Climate Debate Is Distracting From Real Causes Of Flooding, Top Experts Warn
The debate about climate change is distracting us from the true causes of flooding, a group of eminent scientists have warned.
Concreting over flood plains, cutting down trees and expanding cities is making flooding much worse – and we need to act on that knowledge, they said.
The exact link between global warming and flooding is much less certain, and those who keep pursuing the topic are taking attention away from the true problem of over-development, they said in a research paper.
Environment Secretary Owen Paterson refused to endorse the Prime Minister’s views and the Met Office said there was no evidence that the winter floods had been caused by man-made global warming.
The 19 scientists, from prestigious universities and institutes in Britain, the US, Japan, Australia and across Europe, said that while greenhouse gas emissions are ‘strongly linked’ to flooding, there is insufficient evidence to accurately describe the connection.
They said that until there is firm evidence about the role of climate change, it is better to concentrate on what we do know – that the way we are changing our physical landscape is making flooding worse.
Many of the authors, all respected climate change scientists, have contributed to UN Intergovernmental Panel on Climate Change reports. They include Professor Nigel Arnell, from Reading University’s department of meteorology, Robert Muir-Wood, a London-based consultant who advises the OECD and UN.
Scientists claim there is no firm evidence to link climate change to flooding.
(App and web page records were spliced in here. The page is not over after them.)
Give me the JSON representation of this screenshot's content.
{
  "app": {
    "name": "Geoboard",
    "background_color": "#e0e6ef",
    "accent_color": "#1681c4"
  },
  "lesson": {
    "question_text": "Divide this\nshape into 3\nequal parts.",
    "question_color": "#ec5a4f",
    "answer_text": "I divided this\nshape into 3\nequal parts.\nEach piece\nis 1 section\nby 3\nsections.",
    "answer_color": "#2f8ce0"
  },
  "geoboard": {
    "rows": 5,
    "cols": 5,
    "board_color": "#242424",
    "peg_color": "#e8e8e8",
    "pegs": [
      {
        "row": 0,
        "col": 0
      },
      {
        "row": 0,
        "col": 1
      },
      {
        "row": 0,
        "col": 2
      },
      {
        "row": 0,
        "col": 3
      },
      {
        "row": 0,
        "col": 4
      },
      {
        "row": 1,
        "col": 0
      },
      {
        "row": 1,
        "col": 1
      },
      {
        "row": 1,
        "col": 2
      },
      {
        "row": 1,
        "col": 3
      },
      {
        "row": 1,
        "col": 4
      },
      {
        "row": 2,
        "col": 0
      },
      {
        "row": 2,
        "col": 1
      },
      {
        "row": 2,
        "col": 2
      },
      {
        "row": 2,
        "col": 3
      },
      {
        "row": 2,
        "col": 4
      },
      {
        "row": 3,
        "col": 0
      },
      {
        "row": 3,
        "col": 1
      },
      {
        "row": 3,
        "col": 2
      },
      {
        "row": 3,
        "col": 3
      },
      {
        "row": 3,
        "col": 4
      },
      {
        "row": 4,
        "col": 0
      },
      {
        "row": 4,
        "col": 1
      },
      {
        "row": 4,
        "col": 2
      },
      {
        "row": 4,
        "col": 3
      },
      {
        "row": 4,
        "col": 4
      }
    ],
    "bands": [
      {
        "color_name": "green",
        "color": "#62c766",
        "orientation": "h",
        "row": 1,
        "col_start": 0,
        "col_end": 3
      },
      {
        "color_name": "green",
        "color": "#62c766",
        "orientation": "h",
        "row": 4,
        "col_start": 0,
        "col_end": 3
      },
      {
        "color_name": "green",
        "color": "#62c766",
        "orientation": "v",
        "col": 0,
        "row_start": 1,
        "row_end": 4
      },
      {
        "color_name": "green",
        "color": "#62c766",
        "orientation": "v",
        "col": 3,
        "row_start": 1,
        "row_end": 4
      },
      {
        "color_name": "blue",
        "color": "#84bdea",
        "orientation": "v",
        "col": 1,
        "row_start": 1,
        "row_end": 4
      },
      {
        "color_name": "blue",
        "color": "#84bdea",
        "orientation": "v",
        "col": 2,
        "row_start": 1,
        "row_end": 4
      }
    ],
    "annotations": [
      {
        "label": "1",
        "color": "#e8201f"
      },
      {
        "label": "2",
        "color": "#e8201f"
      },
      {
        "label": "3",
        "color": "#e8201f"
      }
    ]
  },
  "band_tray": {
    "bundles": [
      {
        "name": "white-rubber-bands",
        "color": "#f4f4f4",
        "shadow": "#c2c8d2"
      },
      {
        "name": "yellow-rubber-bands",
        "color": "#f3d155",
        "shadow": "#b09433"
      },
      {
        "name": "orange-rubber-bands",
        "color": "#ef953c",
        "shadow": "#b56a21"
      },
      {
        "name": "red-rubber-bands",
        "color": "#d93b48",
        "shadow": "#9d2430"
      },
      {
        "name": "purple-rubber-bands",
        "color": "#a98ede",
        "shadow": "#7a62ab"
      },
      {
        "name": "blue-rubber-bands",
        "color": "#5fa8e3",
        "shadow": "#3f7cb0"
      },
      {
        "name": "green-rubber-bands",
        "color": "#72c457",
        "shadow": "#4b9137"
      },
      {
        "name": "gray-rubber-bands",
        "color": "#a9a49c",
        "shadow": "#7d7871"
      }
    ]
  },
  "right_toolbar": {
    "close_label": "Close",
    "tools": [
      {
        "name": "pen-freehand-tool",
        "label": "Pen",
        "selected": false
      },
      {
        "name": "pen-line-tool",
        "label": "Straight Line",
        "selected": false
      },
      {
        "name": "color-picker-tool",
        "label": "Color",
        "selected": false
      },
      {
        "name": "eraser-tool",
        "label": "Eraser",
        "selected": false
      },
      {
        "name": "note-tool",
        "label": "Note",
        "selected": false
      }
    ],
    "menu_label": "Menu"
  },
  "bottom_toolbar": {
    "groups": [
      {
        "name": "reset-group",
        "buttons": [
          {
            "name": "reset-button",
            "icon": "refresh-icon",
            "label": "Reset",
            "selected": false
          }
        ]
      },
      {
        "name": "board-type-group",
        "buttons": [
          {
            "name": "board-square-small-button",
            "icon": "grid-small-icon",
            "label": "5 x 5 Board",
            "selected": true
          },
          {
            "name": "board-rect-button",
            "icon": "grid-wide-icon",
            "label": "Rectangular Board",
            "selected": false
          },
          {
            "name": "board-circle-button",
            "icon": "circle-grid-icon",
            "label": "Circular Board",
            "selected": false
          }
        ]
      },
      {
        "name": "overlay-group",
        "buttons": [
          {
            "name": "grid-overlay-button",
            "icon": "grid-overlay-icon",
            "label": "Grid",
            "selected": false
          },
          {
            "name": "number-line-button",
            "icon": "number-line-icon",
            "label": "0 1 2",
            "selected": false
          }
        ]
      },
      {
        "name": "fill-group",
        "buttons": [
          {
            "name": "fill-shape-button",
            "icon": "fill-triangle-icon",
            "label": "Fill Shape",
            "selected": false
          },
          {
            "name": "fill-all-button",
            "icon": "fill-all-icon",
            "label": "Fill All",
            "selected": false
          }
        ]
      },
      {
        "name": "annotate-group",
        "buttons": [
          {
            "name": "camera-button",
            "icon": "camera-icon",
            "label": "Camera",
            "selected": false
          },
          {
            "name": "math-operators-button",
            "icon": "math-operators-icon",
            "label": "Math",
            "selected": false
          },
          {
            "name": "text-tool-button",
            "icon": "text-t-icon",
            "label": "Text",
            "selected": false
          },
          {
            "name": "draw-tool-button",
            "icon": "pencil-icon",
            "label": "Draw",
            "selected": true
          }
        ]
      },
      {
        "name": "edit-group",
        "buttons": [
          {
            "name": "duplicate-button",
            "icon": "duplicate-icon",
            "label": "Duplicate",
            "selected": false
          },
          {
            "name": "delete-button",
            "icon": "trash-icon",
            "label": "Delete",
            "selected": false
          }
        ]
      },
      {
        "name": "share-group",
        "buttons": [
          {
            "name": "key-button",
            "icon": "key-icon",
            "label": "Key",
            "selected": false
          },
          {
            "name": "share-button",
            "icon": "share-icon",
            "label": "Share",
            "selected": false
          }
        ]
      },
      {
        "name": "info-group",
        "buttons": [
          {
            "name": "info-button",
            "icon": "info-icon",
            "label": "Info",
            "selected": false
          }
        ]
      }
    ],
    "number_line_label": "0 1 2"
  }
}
Much of the UK was affected by floods in December, including Cookham, Berkshire, after the River Thames burst its banks and flooded homes and gardens worth millions
The paper, published in the Hydrological Sciences Journal yesterday, says: ‘There is such a furore of concern about the linkage between greenhouse forcing [the process by which man-made greenhouse gases are said to force climate change] and floods that it causes society to lose focus on the things we already know for certain about floods and how to mitigate and adapt to them.
‘Blaming climate change for flood losses makes flood losses a global issue that appears to be out of the control of regional or national institutions.
‘The scientific community needs to emphasize that the problem of flood losses is mostly about what we do on or to the landscape and that will be the case for decades to come.’